1873 “My first” in “Vanity Fair“. A little before this, Mr. Gibson Bowles, then editor of Vanity Fair, had become dissatisfied with the artists who were working for him in the absence of Pellegrini, and, owing to a disagreement, was looking for a new cartoonist. Millais, remembering my ambitions in that direction (for when I saw the first numbers of Vanity Fair I was greatly taken with Pellegrini’s caricatures, and, having a book of drawings of a similar character, had thought that if only I could get one drawing in Vanity Fair I should die happy), called to see my book of caricatures. This book contained drawings made at various times, from my early youth up to that period; and when Millais saw the sketch of “Old Bones,” he was very taken with it. “I like so much this one of Professor Owen,” he said. “It’s just the sort of thing that Bowles would delight in. Re-draw it the same size as the cartoons in Vanity Fair and I’ll take it to him.” I called with the cartoon, which was accepted–but was unsigned. I had invented a rather amusing signature in the form of a fool’s bauble, but this did not meet with Mr. Bowles’ approval. After a little discussion he handed me a Johnson’s dictionary, in order that I might search there for some appropriate pseudonym. The dictionary fell open in my hand in a most portentous manner at the “S’s,” and my eye fell with the same promptitude on the word SPY. “How’s that?” I said. “The verb to spy, to observe secretly, or to discover at a distance or in concealment.” “Just the thing,” said Bowles. And so we settled it, and since then, like the Soap man (this is not an advertisement), I have used no other (with one exception, of which I will tell later). Becoming a permanent member of the staff of Vanity Fair and my dream more than realized, I turned my attention to caricature whole-heartedly and with infinite pleasure.

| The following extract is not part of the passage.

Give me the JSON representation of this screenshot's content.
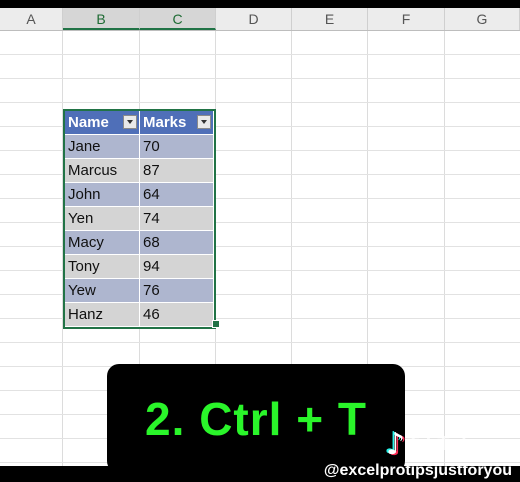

Soon after joining ‘Vanity Fair’ he turned to his old school for inspiration and his autobiography fills in the details:

Some of my subjects had fixed ideas as to their own characteristics. I remember I was bent on doing Dr. Welldon, then Headmaster of Harrow, in profile, but he suddenly wheeled round on his heel and remarked, as if in explanation, “I always look my boys straight in the face.” I endeavoured to persuade him to return to his former position. “You must imagine your boys over there,” I explained, pointing to a distant spot on a far horizon, and the plan worked well. I took the opportunity of informing him that I sketched him in 1874, whilst studying the game of football at “the wall” at Eton, for a full-page drawing which the Graphic had commissioned me to execute. Mr. Frank Tarver refreshed my memory on all the points to enable me to be accurate, and afterwards at his request the team posed and Welldon was one of the group. Mr. Frank Tarver also wrote the letterpress which accompanied the picture.

Harper’s Weekly’ (February 26th 1876)

Below is the original drawing as it first appeared in the ‘Graphic’:

Graphic 29th January 1876

There must have been a business relationship between the ‘Graphic’ and America’s ‘Harper’s Weekly’ as the same image appeared in the latter a month later on February 26th, 1876.

Harper’s Weekly’ (February 26th 1876)

Below is the ‘Harper’s Weekly’ version with a different title, omitting the word ‘Eton’. This double page version is poster-sized at 40cms by 56cms.

‘Harper’s Weekly’ (February 26th 1876)

There were no accompanying words of explanation for the British ‘Graphic’ readers, but the American publication thought it sensible to offer some (author unaccredited) words of explanation, though presumably it was written by Mr. Frank Tarver as mentioned above.

‘Harper’s Weekly’ (February 26th 1876)

The ‘Graphic’ newspaper followed up much later with another story on the Eton Wall Game: the 1908 photograph echos the 1876 drawing wonderfully:

Sir Leslie Ward died in 1922:

Portsmouth Evening News – Tuesday 16 May 1922

Whilst the rules of the Eton Wall game is unintelligible to most mortals our current Prime Minister , Boris Johnson, was captain of the 1982 Wall Game team.

I discuss the importance of Eton School to the history of Association football in my book England’s Oldest Football Clubs 1815-1889: New chronological classification of early football (Folk, School, Military, County, Rugby, & Association)’